Nobel Peace Prize laureate Jimmy Carter proposed a plan Tuesday to lead Venezuela to elections and end a 51-day-old strike against President Hugo Chavez, which has dramatically cut production in the No. 5 oil-exporting country.

Carter's ideas were the first concrete proposals to emerge from more than two months of talks between the government and Venezuela's opposition, which called the strike to demand early elections or Chavez's resignation.

Both Chavez and opposition leaders reacted cautiously, saying they merited study.

Carter said the first plan would amend Venezuela's constitution to shorten presidential and legislative terms of office and stage early general elections.

It calls for Venezuela's opposition to end the strike and for the government, which has a congressional majority, to move quickly on changing the constitution. Amending the constitution requires the approval of congress and a popular referendum.

Chavez said Tuesday he told Carter he would respect any constitutional changes. "If the people were to decide it should be four years ... I have no problem with that," Chavez said.

Carter's second plan calls for both sides to prepare for a binding recall referendum on Chavez's presidency in August, the midpoint of Chavez's six-year term. Venezuela's constitution allows such a vote.

"We've been pleased with the reception we've had from both the government and the opposition," Carter said at a news conference before leaving Venezuela. "My opinion is that both sides want to end an impasse that is destroying the economy."

Oil provides 70 percent of export earnings and a third of Venezuela's $100 billion gross domestic product. It is a top supplier to the United States. Venezuela's output stands at about 627,000 barrels a day, compared to 3 million before the strike, according to strike leaders. The government claims production is at at least 800,000 barrels a day.

Opposition negotiator Alejandro Armas welcomed Carter's proposals.

A key point is the fate of workers at Venezuela's state owned oil monopoly, Petroleos de Venezuela S.A. Some 30,000 of 40,000 workers are striking. Chavez has fired more than 1,000.

Carter said his proposal would have strikers return to work but allow the government to prosecute anyone accused of sabotaging equipment.

Some analysts say Venezuela's economy, which shrank by an estimated 8 percent in 2002, could contract by as much as 40 percent in the first quarter of 2003. Gasoline and many foods have become scarce. Factories have closed and multinationals have evacuated personnel for security reasons.

Venezuela's opposition, which called the strike Dec. 2, has insisted that Venezuela is too polarized over Chavez's leftist polices to wait until August for an election.

But labor leader Carlos Ortega suggested Tuesday there were differences among opposition leaders over when to end the strike. "The strike is out of our hands," he said, speaking of his Venezuelan Workers Confederation, one of dozens of groups behind the strike.

Chavez, 48, was elected in 1998 and re-elected in 2000 on promises to help Venezuela's majority poor. Constant political unrest has contributed to 17 percent unemployment, 30 percent inflation and a weakening currency, which reached a record low of 1,853 to the U.S. dollar Tuesday.

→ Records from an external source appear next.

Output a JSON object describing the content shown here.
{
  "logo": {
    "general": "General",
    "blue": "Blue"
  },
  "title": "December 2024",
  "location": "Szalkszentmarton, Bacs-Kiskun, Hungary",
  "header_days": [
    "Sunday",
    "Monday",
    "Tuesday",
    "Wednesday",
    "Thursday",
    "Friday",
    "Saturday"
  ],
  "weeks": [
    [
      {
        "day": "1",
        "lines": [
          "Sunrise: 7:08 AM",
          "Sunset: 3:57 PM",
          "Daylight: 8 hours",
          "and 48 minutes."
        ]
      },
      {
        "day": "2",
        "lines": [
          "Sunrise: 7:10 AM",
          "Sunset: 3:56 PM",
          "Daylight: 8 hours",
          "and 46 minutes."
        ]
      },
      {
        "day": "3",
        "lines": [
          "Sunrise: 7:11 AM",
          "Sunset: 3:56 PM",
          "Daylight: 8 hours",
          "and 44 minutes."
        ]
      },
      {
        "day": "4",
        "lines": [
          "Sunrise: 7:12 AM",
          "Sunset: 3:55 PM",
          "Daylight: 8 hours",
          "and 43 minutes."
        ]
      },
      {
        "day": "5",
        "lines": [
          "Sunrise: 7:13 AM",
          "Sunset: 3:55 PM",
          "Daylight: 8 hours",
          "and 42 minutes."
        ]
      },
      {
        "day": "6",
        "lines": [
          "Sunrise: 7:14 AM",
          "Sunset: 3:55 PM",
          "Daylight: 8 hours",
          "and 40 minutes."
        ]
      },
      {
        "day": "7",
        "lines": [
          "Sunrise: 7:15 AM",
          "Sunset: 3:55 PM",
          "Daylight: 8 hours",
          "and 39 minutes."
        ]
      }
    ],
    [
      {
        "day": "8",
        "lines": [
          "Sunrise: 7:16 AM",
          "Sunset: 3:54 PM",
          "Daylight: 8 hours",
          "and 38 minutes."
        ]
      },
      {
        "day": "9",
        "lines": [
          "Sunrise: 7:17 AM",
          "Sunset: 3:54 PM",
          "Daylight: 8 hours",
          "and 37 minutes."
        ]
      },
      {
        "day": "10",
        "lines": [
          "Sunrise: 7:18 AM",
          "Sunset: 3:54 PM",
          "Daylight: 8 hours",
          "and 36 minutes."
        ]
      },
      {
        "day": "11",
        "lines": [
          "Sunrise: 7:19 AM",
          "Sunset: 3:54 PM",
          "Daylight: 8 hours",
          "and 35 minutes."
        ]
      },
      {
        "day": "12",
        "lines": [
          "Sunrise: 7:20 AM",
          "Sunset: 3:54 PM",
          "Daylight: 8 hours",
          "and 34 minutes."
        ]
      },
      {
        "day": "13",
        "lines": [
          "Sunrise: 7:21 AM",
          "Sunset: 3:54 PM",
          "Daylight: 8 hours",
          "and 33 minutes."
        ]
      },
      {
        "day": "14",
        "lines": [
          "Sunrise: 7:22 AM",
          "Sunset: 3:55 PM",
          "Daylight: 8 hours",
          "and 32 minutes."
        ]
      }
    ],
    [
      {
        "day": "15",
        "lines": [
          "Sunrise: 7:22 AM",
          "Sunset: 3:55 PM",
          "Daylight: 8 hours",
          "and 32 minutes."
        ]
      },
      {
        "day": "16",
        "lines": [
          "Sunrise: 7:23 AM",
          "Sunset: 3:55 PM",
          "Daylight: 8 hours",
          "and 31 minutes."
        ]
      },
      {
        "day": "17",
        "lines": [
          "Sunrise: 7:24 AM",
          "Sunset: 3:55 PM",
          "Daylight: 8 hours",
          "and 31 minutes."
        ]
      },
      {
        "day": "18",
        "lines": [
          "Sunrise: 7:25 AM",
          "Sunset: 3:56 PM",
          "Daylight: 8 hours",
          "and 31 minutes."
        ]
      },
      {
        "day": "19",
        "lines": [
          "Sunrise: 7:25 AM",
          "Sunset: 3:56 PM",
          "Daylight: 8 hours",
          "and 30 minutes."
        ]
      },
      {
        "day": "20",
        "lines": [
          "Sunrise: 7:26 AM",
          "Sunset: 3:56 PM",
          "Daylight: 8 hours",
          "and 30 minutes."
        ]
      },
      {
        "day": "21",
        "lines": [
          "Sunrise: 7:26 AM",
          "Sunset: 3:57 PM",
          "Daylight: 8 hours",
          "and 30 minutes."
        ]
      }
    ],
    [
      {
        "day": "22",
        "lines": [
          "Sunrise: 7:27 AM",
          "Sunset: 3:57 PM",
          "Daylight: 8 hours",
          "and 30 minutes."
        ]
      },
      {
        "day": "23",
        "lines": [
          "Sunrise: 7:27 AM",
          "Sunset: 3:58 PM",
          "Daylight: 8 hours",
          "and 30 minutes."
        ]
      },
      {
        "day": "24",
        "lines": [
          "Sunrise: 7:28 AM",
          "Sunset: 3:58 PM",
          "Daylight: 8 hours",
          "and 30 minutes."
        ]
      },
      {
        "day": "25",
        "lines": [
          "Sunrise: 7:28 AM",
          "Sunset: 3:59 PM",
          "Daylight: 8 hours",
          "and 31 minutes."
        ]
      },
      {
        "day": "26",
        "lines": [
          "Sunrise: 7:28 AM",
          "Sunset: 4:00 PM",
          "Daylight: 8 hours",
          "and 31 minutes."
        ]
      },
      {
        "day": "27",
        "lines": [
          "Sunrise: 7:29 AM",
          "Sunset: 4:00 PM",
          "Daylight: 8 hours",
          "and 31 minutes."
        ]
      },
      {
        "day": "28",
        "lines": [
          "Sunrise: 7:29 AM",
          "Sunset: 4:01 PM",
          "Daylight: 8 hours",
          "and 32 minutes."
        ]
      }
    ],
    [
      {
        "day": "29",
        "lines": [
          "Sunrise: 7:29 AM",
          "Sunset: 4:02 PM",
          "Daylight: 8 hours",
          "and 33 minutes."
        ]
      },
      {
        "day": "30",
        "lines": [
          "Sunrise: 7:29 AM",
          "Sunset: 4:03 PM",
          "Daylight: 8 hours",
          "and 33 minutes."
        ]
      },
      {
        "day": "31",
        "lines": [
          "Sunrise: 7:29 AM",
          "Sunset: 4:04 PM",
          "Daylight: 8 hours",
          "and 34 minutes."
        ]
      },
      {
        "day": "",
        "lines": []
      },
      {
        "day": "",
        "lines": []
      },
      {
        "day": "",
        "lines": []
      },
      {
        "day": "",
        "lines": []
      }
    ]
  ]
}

Oil prices declined Tuesday after some harbor pilots in western Venezuela's oil-rich Maracaibo Lake returned to work. The action could increase exports. Foreign-flagged tankers refused to enter ports staffed by unqualified pilots and dockworkers.

Diplomats from the "Friends of Venezuela," grouping Brazil, Chile, Mexico, Portugal, Spain and the United States, will hold their first meeting at the Organization of American States in Washington on Friday.

"The group will not be changed," Carter said. "It's a group of very influential countries that can help ensure that any agreement will be honored."

Venezuela's National Elections Council, after accepting an opposition petition, agreed to organize a Feb. 2 nonbinding referendum to ask citizens if Chavez should resign. Chavez has refused to fund the vote and is challenging its legality before the Supreme Court.